  • Revenue: NOK 761.7m (+11%)
  • EBITDA: NOK 302m (+22%)
  • EBIT: NOK 235.6 (+13%)

Eight Norwegian ferry routes to be replaced by motorway infrastructure investment

By | 2017 Newsletter week 47 | No Comments

Norway’s new National Transport Plan (NTP) for the period 2018-2029 has been presented. Over the next 12 years Norway will spend almost NOK 1 billion on transport.

Some highlights:

  • The building of the famous 1.7km ship tunnel in the Stadhavet Sea, to cut short the journey of the Hurtigruten ships in these vey rough waters.
  • A new fast ferry route Bergen – Ålesund.
  • A ferry-free (!) motorway E39, which is the coastal road between

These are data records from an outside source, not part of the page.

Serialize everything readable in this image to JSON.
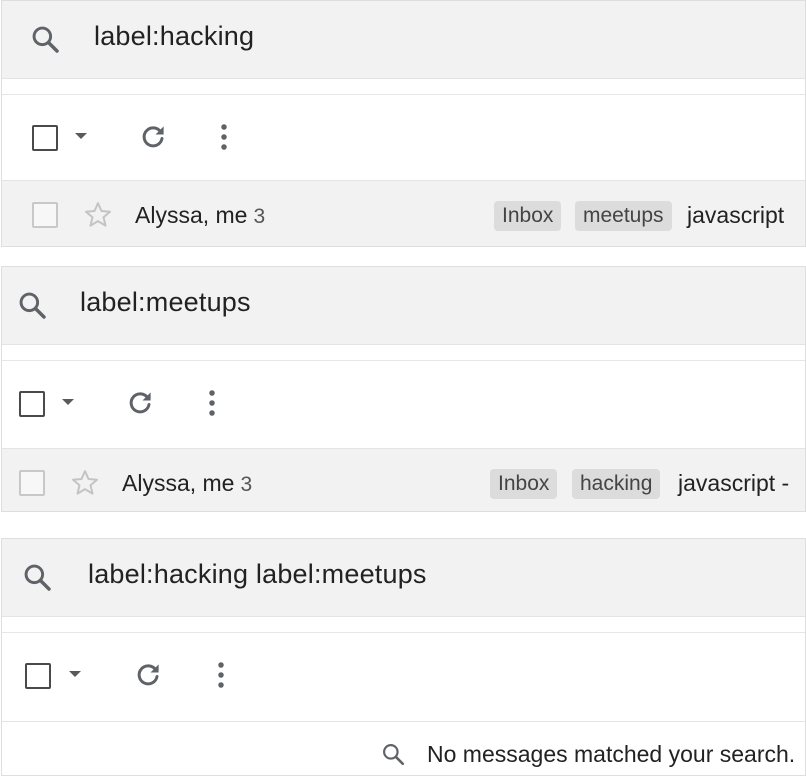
{
  "panels": [
    {
      "query": "label:hacking",
      "thread": {
        "sender": "Alyssa, me",
        "count": "3",
        "labels": [
          "Inbox",
          "meetups"
        ],
        "subject": "javascript"
      }
    },
    {
      "query": "label:meetups",
      "thread": {
        "sender": "Alyssa, me",
        "count": "3",
        "labels": [
          "Inbox",
          "hacking"
        ],
        "subject": "javascript -"
      }
    },
    {
      "query": "label:hacking label:meetups",
      "empty_message": "No messages matched your search."
    }
  ],
  "icons": [
    "search-icon",
    "select-checkbox",
    "select-dropdown-icon",
    "refresh-icon",
    "more-options-icon",
    "star-icon"
  ],
  "colors": {
    "search_bg": "#f2f2f2",
    "row_bg": "#f2f2f2",
    "chip_bg": "#dcdcdc",
    "icon": "#5f6368"
  }
}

Kristiansand and Trondheim. It will replace no less than eight ferry connections. The first goal is to bring Bergen and Stavanger closer to each other.

Photo: Stad Ship Tunnel © Norwegian Coastal Administration

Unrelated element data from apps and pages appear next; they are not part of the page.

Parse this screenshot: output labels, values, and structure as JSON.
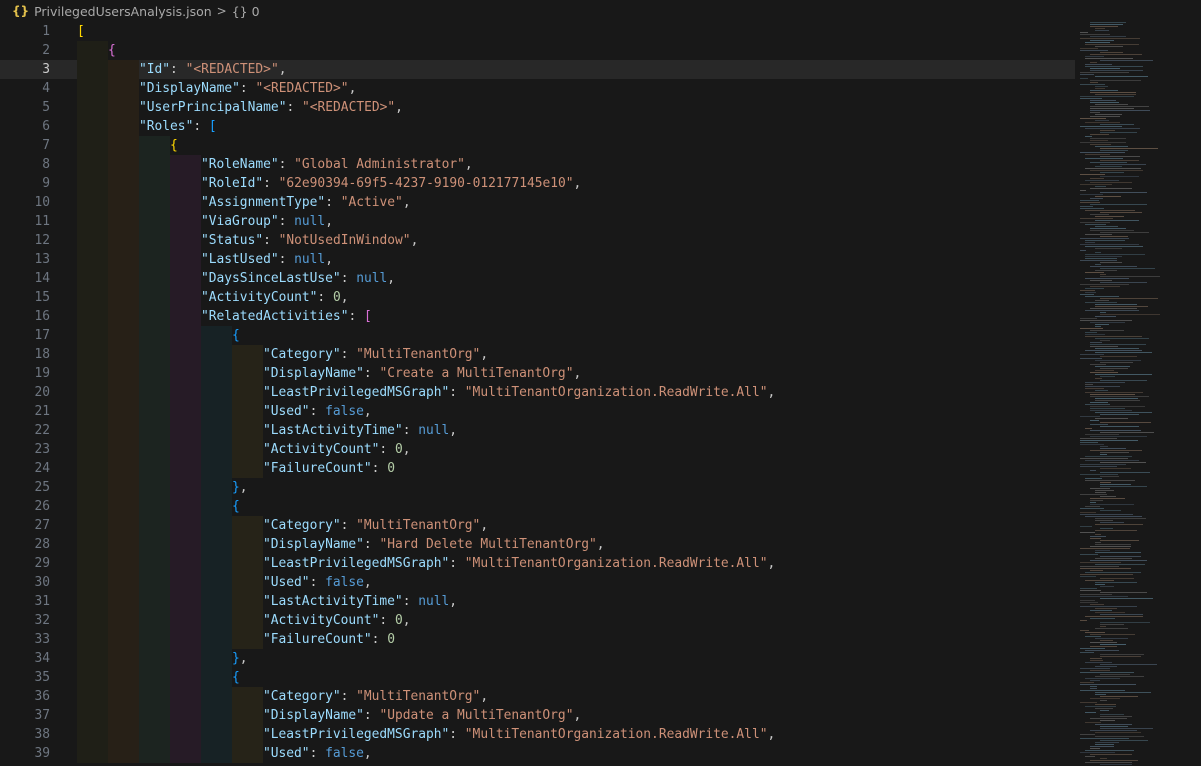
{
  "breadcrumb": {
    "file_icon": "{}",
    "file_name": "PrivilegedUsersAnalysis.json",
    "separator": ">",
    "node_icon": "{}",
    "node_label": "0"
  },
  "editor": {
    "current_line": 3,
    "lines": [
      {
        "n": 1,
        "indent": 0,
        "tokens": [
          [
            "br0",
            "["
          ]
        ]
      },
      {
        "n": 2,
        "indent": 1,
        "tokens": [
          [
            "br1",
            "{"
          ]
        ]
      },
      {
        "n": 3,
        "indent": 2,
        "tokens": [
          [
            "key",
            "\"Id\""
          ],
          [
            "punct",
            ": "
          ],
          [
            "str",
            "\"<REDACTED>\""
          ],
          [
            "punct",
            ","
          ]
        ]
      },
      {
        "n": 4,
        "indent": 2,
        "tokens": [
          [
            "key",
            "\"DisplayName\""
          ],
          [
            "punct",
            ": "
          ],
          [
            "str",
            "\"<REDACTED>\""
          ],
          [
            "punct",
            ","
          ]
        ]
      },
      {
        "n": 5,
        "indent": 2,
        "tokens": [
          [
            "key",
            "\"UserPrincipalName\""
          ],
          [
            "punct",
            ": "
          ],
          [
            "str",
            "\"<REDACTED>\""
          ],
          [
            "punct",
            ","
          ]
        ]
      },
      {
        "n": 6,
        "indent": 2,
        "tokens": [
          [
            "key",
            "\"Roles\""
          ],
          [
            "punct",
            ": "
          ],
          [
            "br2",
            "["
          ]
        ]
      },
      {
        "n": 7,
        "indent": 3,
        "tokens": [
          [
            "br0",
            "{"
          ]
        ]
      },
      {
        "n": 8,
        "indent": 4,
        "tokens": [
          [
            "key",
            "\"RoleName\""
          ],
          [
            "punct",
            ": "
          ],
          [
            "str",
            "\"Global Administrator\""
          ],
          [
            "punct",
            ","
          ]
        ]
      },
      {
        "n": 9,
        "indent": 4,
        "tokens": [
          [
            "key",
            "\"RoleId\""
          ],
          [
            "punct",
            ": "
          ],
          [
            "str",
            "\"62e90394-69f5-4237-9190-012177145e10\""
          ],
          [
            "punct",
            ","
          ]
        ]
      },
      {
        "n": 10,
        "indent": 4,
        "tokens": [
          [
            "key",
            "\"AssignmentType\""
          ],
          [
            "punct",
            ": "
          ],
          [
            "str",
            "\"Active\""
          ],
          [
            "punct",
            ","
          ]
        ]
      },
      {
        "n": 11,
        "indent": 4,
        "tokens": [
          [
            "key",
            "\"ViaGroup\""
          ],
          [
            "punct",
            ": "
          ],
          [
            "bool",
            "null"
          ],
          [
            "punct",
            ","
          ]
        ]
      },
      {
        "n": 12,
        "indent": 4,
        "tokens": [
          [
            "key",
            "\"Status\""
          ],
          [
            "punct",
            ": "
          ],
          [
            "str",
            "\"NotUsedInWindow\""
          ],
          [
            "punct",
            ","
          ]
        ]
      },
      {
        "n": 13,
        "indent": 4,
        "tokens": [
          [
            "key",
            "\"LastUsed\""
          ],
          [
            "punct",
            ": "
          ],
          [
            "bool",
            "null"
          ],
          [
            "punct",
            ","
          ]
        ]
      },
      {
        "n": 14,
        "indent": 4,
        "tokens": [
          [
            "key",
            "\"DaysSinceLastUse\""
          ],
          [
            "punct",
            ": "
          ],
          [
            "bool",
            "null"
          ],
          [
            "punct",
            ","
          ]
        ]
      },
      {
        "n": 15,
        "indent": 4,
        "tokens": [
          [
            "key",
            "\"ActivityCount\""
          ],
          [
            "punct",
            ": "
          ],
          [
            "num",
            "0"
          ],
          [
            "punct",
            ","
          ]
        ]
      },
      {
        "n": 16,
        "indent": 4,
        "tokens": [
          [
            "key",
            "\"RelatedActivities\""
          ],
          [
            "punct",
            ": "
          ],
          [
            "br1",
            "["
          ]
        ]
      },
      {
        "n": 17,
        "indent": 5,
        "tokens": [
          [
            "br2",
            "{"
          ]
        ]
      },
      {
        "n": 18,
        "indent": 6,
        "tokens": [
          [
            "key",
            "\"Category\""
          ],
          [
            "punct",
            ": "
          ],
          [
            "str",
            "\"MultiTenantOrg\""
          ],
          [
            "punct",
            ","
          ]
        ]
      },
      {
        "n": 19,
        "indent": 6,
        "tokens": [
          [
            "key",
            "\"DisplayName\""
          ],
          [
            "punct",
            ": "
          ],
          [
            "str",
            "\"Create a MultiTenantOrg\""
          ],
          [
            "punct",
            ","
          ]
        ]
      },
      {
        "n": 20,
        "indent": 6,
        "tokens": [
          [
            "key",
            "\"LeastPrivilegedMSGraph\""
          ],
          [
            "punct",
            ": "
          ],
          [
            "str",
            "\"MultiTenantOrganization.ReadWrite.All\""
          ],
          [
            "punct",
            ","
          ]
        ]
      },
      {
        "n": 21,
        "indent": 6,
        "tokens": [
          [
            "key",
            "\"Used\""
          ],
          [
            "punct",
            ": "
          ],
          [
            "bool",
            "false"
          ],
          [
            "punct",
            ","
          ]
        ]
      },
      {
        "n": 22,
        "indent": 6,
        "tokens": [
          [
            "key",
            "\"LastActivityTime\""
          ],
          [
            "punct",
            ": "
          ],
          [
            "bool",
            "null"
          ],
          [
            "punct",
            ","
          ]
        ]
      },
      {
        "n": 23,
        "indent": 6,
        "tokens": [
          [
            "key",
            "\"ActivityCount\""
          ],
          [
            "punct",
            ": "
          ],
          [
            "num",
            "0"
          ],
          [
            "punct",
            ","
          ]
        ]
      },
      {
        "n": 24,
        "indent": 6,
        "tokens": [
          [
            "key",
            "\"FailureCount\""
          ],
          [
            "punct",
            ": "
          ],
          [
            "num",
            "0"
          ]
        ]
      },
      {
        "n": 25,
        "indent": 5,
        "tokens": [
          [
            "br2",
            "}"
          ],
          [
            "punct",
            ","
          ]
        ]
      },
      {
        "n": 26,
        "indent": 5,
        "tokens": [
          [
            "br2",
            "{"
          ]
        ]
      },
      {
        "n": 27,
        "indent": 6,
        "tokens": [
          [
            "key",
            "\"Category\""
          ],
          [
            "punct",
            ": "
          ],
          [
            "str",
            "\"MultiTenantOrg\""
          ],
          [
            "punct",
            ","
          ]
        ]
      },
      {
        "n": 28,
        "indent": 6,
        "tokens": [
          [
            "key",
            "\"DisplayName\""
          ],
          [
            "punct",
            ": "
          ],
          [
            "str",
            "\"Hard Delete MultiTenantOrg\""
          ],
          [
            "punct",
            ","
          ]
        ]
      },
      {
        "n": 29,
        "indent": 6,
        "tokens": [
          [
            "key",
            "\"LeastPrivilegedMSGraph\""
          ],
          [
            "punct",
            ": "
          ],
          [
            "str",
            "\"MultiTenantOrganization.ReadWrite.All\""
          ],
          [
            "punct",
            ","
          ]
        ]
      },
      {
        "n": 30,
        "indent": 6,
        "tokens": [
          [
            "key",
            "\"Used\""
          ],
          [
            "punct",
            ": "
          ],
          [
            "bool",
            "false"
          ],
          [
            "punct",
            ","
          ]
        ]
      },
      {
        "n": 31,
        "indent": 6,
        "tokens": [
          [
            "key",
            "\"LastActivityTime\""
          ],
          [
            "punct",
            ": "
          ],
          [
            "bool",
            "null"
          ],
          [
            "punct",
            ","
          ]
        ]
      },
      {
        "n": 32,
        "indent": 6,
        "tokens": [
          [
            "key",
            "\"ActivityCount\""
          ],
          [
            "punct",
            ": "
          ],
          [
            "num",
            "0"
          ],
          [
            "punct",
            ","
          ]
        ]
      },
      {
        "n": 33,
        "indent": 6,
        "tokens": [
          [
            "key",
            "\"FailureCount\""
          ],
          [
            "punct",
            ": "
          ],
          [
            "num",
            "0"
          ]
        ]
      },
      {
        "n": 34,
        "indent": 5,
        "tokens": [
          [
            "br2",
            "}"
          ],
          [
            "punct",
            ","
          ]
        ]
      },
      {
        "n": 35,
        "indent": 5,
        "tokens": [
          [
            "br2",
            "{"
          ]
        ]
      },
      {
        "n": 36,
        "indent": 6,
        "tokens": [
          [
            "key",
            "\"Category\""
          ],
          [
            "punct",
            ": "
          ],
          [
            "str",
            "\"MultiTenantOrg\""
          ],
          [
            "punct",
            ","
          ]
        ]
      },
      {
        "n": 37,
        "indent": 6,
        "tokens": [
          [
            "key",
            "\"DisplayName\""
          ],
          [
            "punct",
            ": "
          ],
          [
            "str",
            "\"Update a MultiTenantOrg\""
          ],
          [
            "punct",
            ","
          ]
        ]
      },
      {
        "n": 38,
        "indent": 6,
        "tokens": [
          [
            "key",
            "\"LeastPrivilegedMSGraph\""
          ],
          [
            "punct",
            ": "
          ],
          [
            "str",
            "\"MultiTenantOrganization.ReadWrite.All\""
          ],
          [
            "punct",
            ","
          ]
        ]
      },
      {
        "n": 39,
        "indent": 6,
        "tokens": [
          [
            "key",
            "\"Used\""
          ],
          [
            "punct",
            ": "
          ],
          [
            "bool",
            "false"
          ],
          [
            "punct",
            ","
          ]
        ]
      }
    ]
  },
  "colors": {
    "background": "#181818",
    "current_line": "#282828",
    "key": "#9cdcfe",
    "string": "#ce9178",
    "number": "#b5cea8",
    "keyword": "#569cd6",
    "bracket_level_1": "#ffd700",
    "bracket_level_2": "#da70d6",
    "bracket_level_3": "#179fff",
    "indent_rainbow": [
      "#1f1f17",
      "#272017",
      "#1c2420",
      "#261b26",
      "#172225",
      "#262318"
    ]
  }
}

Color Line interested in Norway’s coastal route

By | 2017 Newsletter week 45 | No Comments

According to Skipsrevyen, Color Line has declared its interest to enter the Norwegian coastal operations actually operated by Hurtigruten. The Norwegian State has decided that the license to operate “the world’s most beautiful sea voyage” is open for tenders. Norled, Toghatten and now Color Line are showing interest, together with a couple of other companies. Deadline for the submission of the bids is January 3.

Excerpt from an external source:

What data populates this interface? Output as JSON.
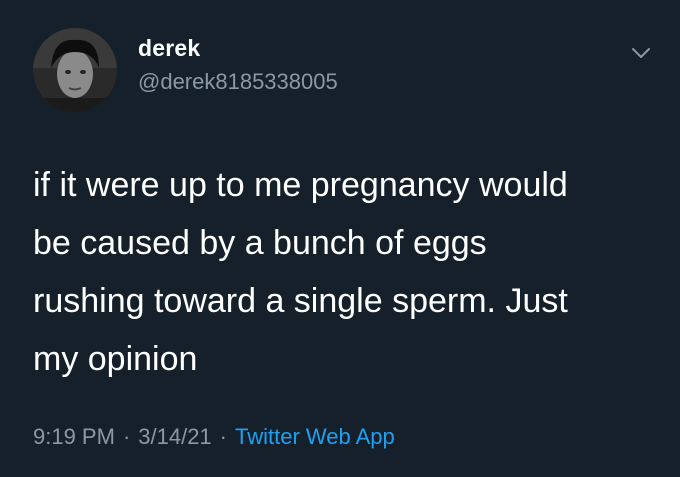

Brødrene Aa wins contract for three high-speed catamarans

By | 2017 Newsletter week 41 | No Comments

Brødrene Aa, Norway has a new contract for 3 high-speed carbon fiber catamaran ferries for the Chinese market. The customer, Zhongshan-Hong Kong Passenger Shipping Co-op Co., Ltd, will be operating the ferries between Hong Kong and Guangzhou.
Two of the vessels will be 42m long with a capacity for 300 passengers and operating speed of 40 knots. The third vessel will also be 42m long but with capacity of 230 passengers and operating speed of 37 knots.
All 3 will be delivered in Hong Kong by June 2019.
“This contract represents an important milestone in our efforts to penetrate the Chinese market”, said CEO Tor Øyvin Aa.
In 2015, Chinese Chu Kong Shipping made an equity investment in Brødrene Aa. In this partnership one objective was to establish a joint composite manufacturing facility in China as well as providing market opportunities for completed vessel from Brødrene Aa’s yard in Norway

Photo © Brødrene Aa

Norwegian Government to split the coastal route in three?

By | 2017 Newsletter week 38 | No Comments

The Norwegian Ministry of Transport said that that the government wants to divide the tender for the coastal express route –now operated by Hurtigruten– into three parts. Why? “To increase competition.”

As from 2021 this could mean two or three operators instead of one, which would be bad news for Hurtigruten. However, it is not excluded that one operator gets all three routes. The difference is that the Government would have made a good deal with lower subsidies, and that nobody could accuse the State of illegal aid.

There will also be tougher environmental routes. HFO will not be allowed as fuel.
Hurtigruten’s contract expires on 31 December 2019, with an option for a one-year extension. The deadline for submitting offers is set to January 3, 2018.
In a reaction the Norwegian television NRK, Hurtigruten’s CEO Daniel Skjeldam says he does not fear the competition and promises to sail along the Norwegian coast, even if they lose the public tender.

Photo: Mike Louagie

Source: (in Norwegian)